** Recorded data follows **
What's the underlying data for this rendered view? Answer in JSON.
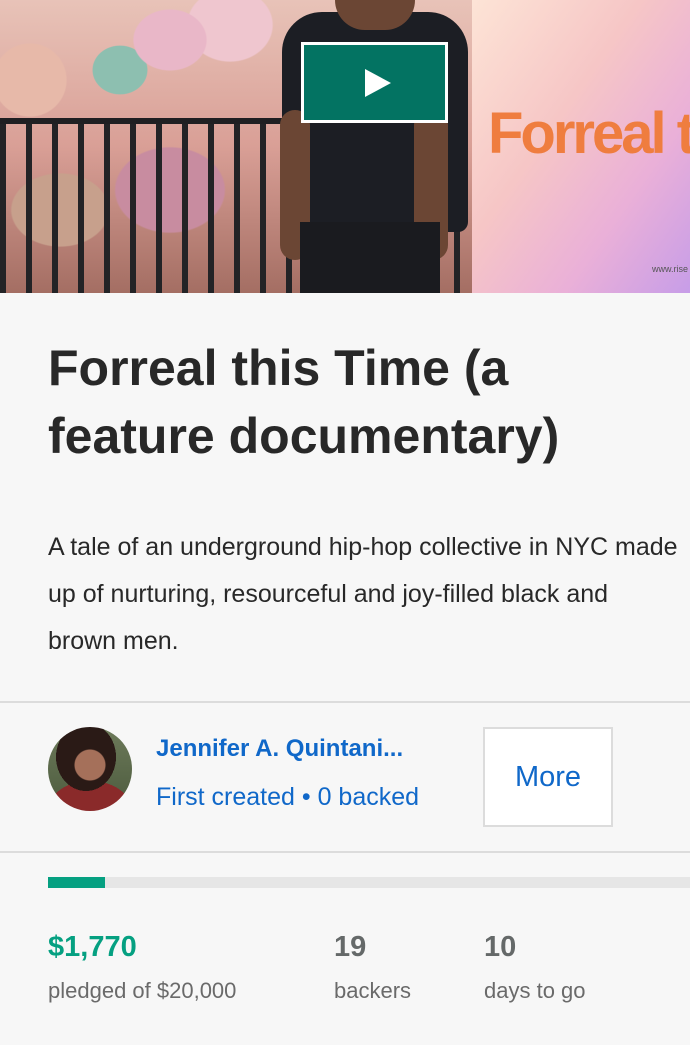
{
  "hero": {
    "play_icon": "play-icon",
    "poster_title": "Forreal this Tim",
    "poster_url": "www.rise"
  },
  "project": {
    "title": "Forreal this Time (a feature documentary)",
    "blurb": "A tale of an underground hip-hop collective in NYC made up of nurturing, resourceful and joy-filled black and brown men."
  },
  "creator": {
    "name": "Jennifer A. Quintani...",
    "meta": "First created • 0 backed",
    "more_label": "More"
  },
  "funding": {
    "progress_fraction": 0.0885,
    "pledged": "$1,770",
    "pledged_label": "pledged of $20,000",
    "backers": "19",
    "backers_label": "backers",
    "days": "10",
    "days_label": "days to go"
  },
  "colors": {
    "accent_green": "#05a081",
    "link_blue": "#1068c9",
    "play_button": "#037362"
  }
}
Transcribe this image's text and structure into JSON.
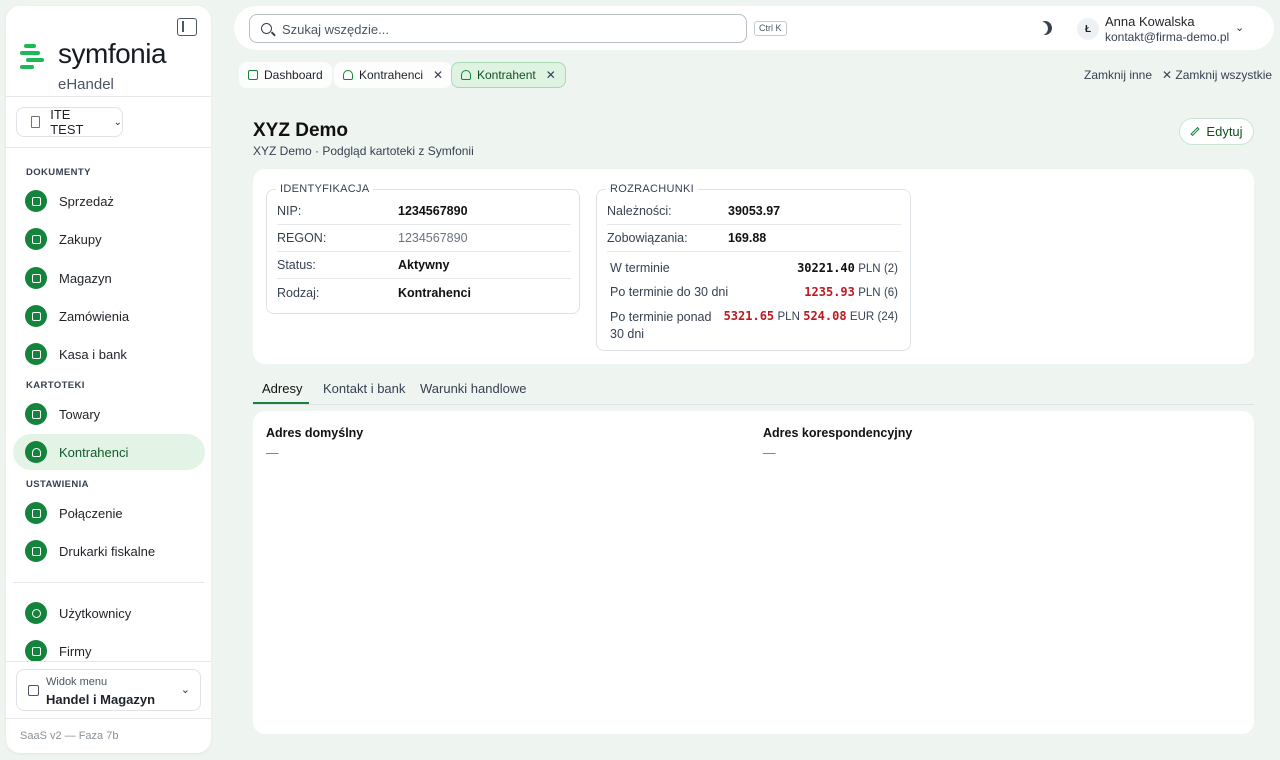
{
  "brand": {
    "name": "symfonia",
    "product": "eHandel",
    "accent": "#14833b"
  },
  "company": {
    "label": "ITE TEST"
  },
  "sidebar": {
    "sections": [
      {
        "label": "DOKUMENTY"
      },
      {
        "label": "KARTOTEKI"
      },
      {
        "label": "USTAWIENIA"
      }
    ],
    "items": [
      {
        "label": "Sprzedaż",
        "icon": "receipt-icon"
      },
      {
        "label": "Zakupy",
        "icon": "box-icon"
      },
      {
        "label": "Magazyn",
        "icon": "warehouse-icon"
      },
      {
        "label": "Zamówienia",
        "icon": "box-icon"
      },
      {
        "label": "Kasa i bank",
        "icon": "box-icon"
      },
      {
        "label": "Towary",
        "icon": "box-icon"
      },
      {
        "label": "Kontrahenci",
        "icon": "users-icon",
        "active": true
      },
      {
        "label": "Połączenie",
        "icon": "box-icon"
      },
      {
        "label": "Drukarki fiskalne",
        "icon": "box-icon"
      },
      {
        "label": "Użytkownicy",
        "icon": "user-cog-icon"
      },
      {
        "label": "Firmy",
        "icon": "building-icon"
      }
    ],
    "menu_view": {
      "label": "Widok menu",
      "value": "Handel i Magazyn"
    },
    "version": "SaaS v2 — Faza 7b"
  },
  "topbar": {
    "search_placeholder": "Szukaj wszędzie...",
    "shortcut": "Ctrl K",
    "user": {
      "initial": "Ł",
      "name": "Anna Kowalska",
      "email": "kontakt@firma-demo.pl"
    }
  },
  "tabs": [
    {
      "label": "Dashboard",
      "closable": false
    },
    {
      "label": "Kontrahenci",
      "closable": true
    },
    {
      "label": "Kontrahent",
      "closable": true,
      "active": true
    }
  ],
  "tab_actions": {
    "close_others": "Zamknij inne",
    "close_all": "Zamknij wszystkie"
  },
  "page": {
    "title": "XYZ Demo",
    "subtitle": "XYZ Demo · Podgląd kartoteki z Symfonii",
    "edit_label": "Edytuj"
  },
  "identification": {
    "legend": "IDENTYFIKACJA",
    "rows": [
      {
        "key": "NIP:",
        "value": "1234567890"
      },
      {
        "key": "REGON:",
        "value": "1234567890"
      },
      {
        "key": "Status:",
        "value": "Aktywny"
      },
      {
        "key": "Rodzaj:",
        "value": "Kontrahenci"
      }
    ]
  },
  "settlements": {
    "legend": "ROZRACHUNKI",
    "receivables": {
      "key": "Należności:",
      "value": "39053.97"
    },
    "liabilities": {
      "key": "Zobowiązania:",
      "value": "169.88"
    },
    "on_time": {
      "label": "W terminie",
      "amount": "30221.40",
      "currency": "PLN",
      "count": "(2)"
    },
    "overdue_30": {
      "label": "Po terminie do 30 dni",
      "amount": "1235.93",
      "currency": "PLN",
      "count": "(6)"
    },
    "overdue_over_30": {
      "label_line1": "Po terminie ponad",
      "label_line2": "30 dni",
      "amount_pln": "5321.65",
      "currency_pln": "PLN",
      "amount_eur": "524.08",
      "currency_eur": "EUR",
      "count": "(24)"
    }
  },
  "content_tabs": [
    "Adresy",
    "Kontakt i bank",
    "Warunki handlowe"
  ],
  "addresses": {
    "default": {
      "title": "Adres domyślny",
      "value": "—"
    },
    "correspondence": {
      "title": "Adres korespondencyjny",
      "value": "—"
    }
  }
}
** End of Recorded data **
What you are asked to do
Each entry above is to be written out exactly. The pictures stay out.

Answer box
What's the underlying data for this rendered view? Answer in JSON.
{
  "hero": {
    "play_icon": "play-icon",
    "poster_title": "Forreal this Tim",
    "poster_url": "www.rise"
  },
  "project": {
    "title": "Forreal this Time (a feature documentary)",
    "blurb": "A tale of an underground hip-hop collective in NYC made up of nurturing, resourceful and joy-filled black and brown men."
  },
  "creator": {
    "name": "Jennifer A. Quintani...",
    "meta": "First created • 0 backed",
    "more_label": "More"
  },
  "funding": {
    "progress_fraction": 0.0885,
    "pledged": "$1,770",
    "pledged_label": "pledged of $20,000",
    "backers": "19",
    "backers_label": "backers",
    "days": "10",
    "days_label": "days to go"
  },
  "colors": {
    "accent_green": "#05a081",
    "link_blue": "#1068c9",
    "play_button": "#037362"
  }
}
Transcribe this image's text and structure into JSON.
{
  "brand": {
    "name": "symfonia",
    "product": "eHandel",
    "accent": "#14833b"
  },
  "company": {
    "label": "ITE TEST"
  },
  "sidebar": {
    "sections": [
      {
        "label": "DOKUMENTY"
      },
      {
        "label": "KARTOTEKI"
      },
      {
        "label": "USTAWIENIA"
      }
    ],
    "items": [
      {
        "label": "Sprzedaż",
        "icon": "receipt-icon"
      },
      {
        "label": "Zakupy",
        "icon": "box-icon"
      },
      {
        "label": "Magazyn",
        "icon": "warehouse-icon"
      },
      {
        "label": "Zamówienia",
        "icon": "box-icon"
      },
      {
        "label": "Kasa i bank",
        "icon": "box-icon"
      },
      {
        "label": "Towary",
        "icon": "box-icon"
      },
      {
        "label": "Kontrahenci",
        "icon": "users-icon",
        "active": true
      },
      {
        "label": "Połączenie",
        "icon": "box-icon"
      },
      {
        "label": "Drukarki fiskalne",
        "icon": "box-icon"
      },
      {
        "label": "Użytkownicy",
        "icon": "user-cog-icon"
      },
      {
        "label": "Firmy",
        "icon": "building-icon"
      }
    ],
    "menu_view": {
      "label": "Widok menu",
      "value": "Handel i Magazyn"
    },
    "version": "SaaS v2 — Faza 7b"
  },
  "topbar": {
    "search_placeholder": "Szukaj wszędzie...",
    "shortcut": "Ctrl K",
    "user": {
      "initial": "Ł",
      "name": "Anna Kowalska",
      "email": "kontakt@firma-demo.pl"
    }
  },
  "tabs": [
    {
      "label": "Dashboard",
      "closable": false
    },
    {
      "label": "Kontrahenci",
      "closable": true
    },
    {
      "label": "Kontrahent",
      "closable": true,
      "active": true
    }
  ],
  "tab_actions": {
    "close_others": "Zamknij inne",
    "close_all": "Zamknij wszystkie"
  },
  "page": {
    "title": "XYZ Demo",
    "subtitle": "XYZ Demo · Podgląd kartoteki z Symfonii",
    "edit_label": "Edytuj"
  },
  "identification": {
    "legend": "IDENTYFIKACJA",
    "rows": [
      {
        "key": "NIP:",
        "value": "1234567890"
      },
      {
        "key": "REGON:",
        "value": "1234567890"
      },
      {
        "key": "Status:",
        "value": "Aktywny"
      },
      {
        "key": "Rodzaj:",
        "value": "Kontrahenci"
      }
    ]
  },
  "settlements": {
    "legend": "ROZRACHUNKI",
    "receivables": {
      "key": "Należności:",
      "value": "39053.97"
    },
    "liabilities": {
      "key": "Zobowiązania:",
      "value": "169.88"
    },
    "on_time": {
      "label": "W terminie",
      "amount": "30221.40",
      "currency": "PLN",
      "count": "(2)"
    },
    "overdue_30": {
      "label": "Po terminie do 30 dni",
      "amount": "1235.93",
      "currency": "PLN",
      "count": "(6)"
    },
    "overdue_over_30": {
      "label_line1": "Po terminie ponad",
      "label_line2": "30 dni",
      "amount_pln": "5321.65",
      "currency_pln": "PLN",
      "amount_eur": "524.08",
      "currency_eur": "EUR",
      "count": "(24)"
    }
  },
  "content_tabs": [
    "Adresy",
    "Kontakt i bank",
    "Warunki handlowe"
  ],
  "addresses": {
    "default": {
      "title": "Adres domyślny",
      "value": "—"
    },
    "correspondence": {
      "title": "Adres korespondencyjny",
      "value": "—"
    }
  }
}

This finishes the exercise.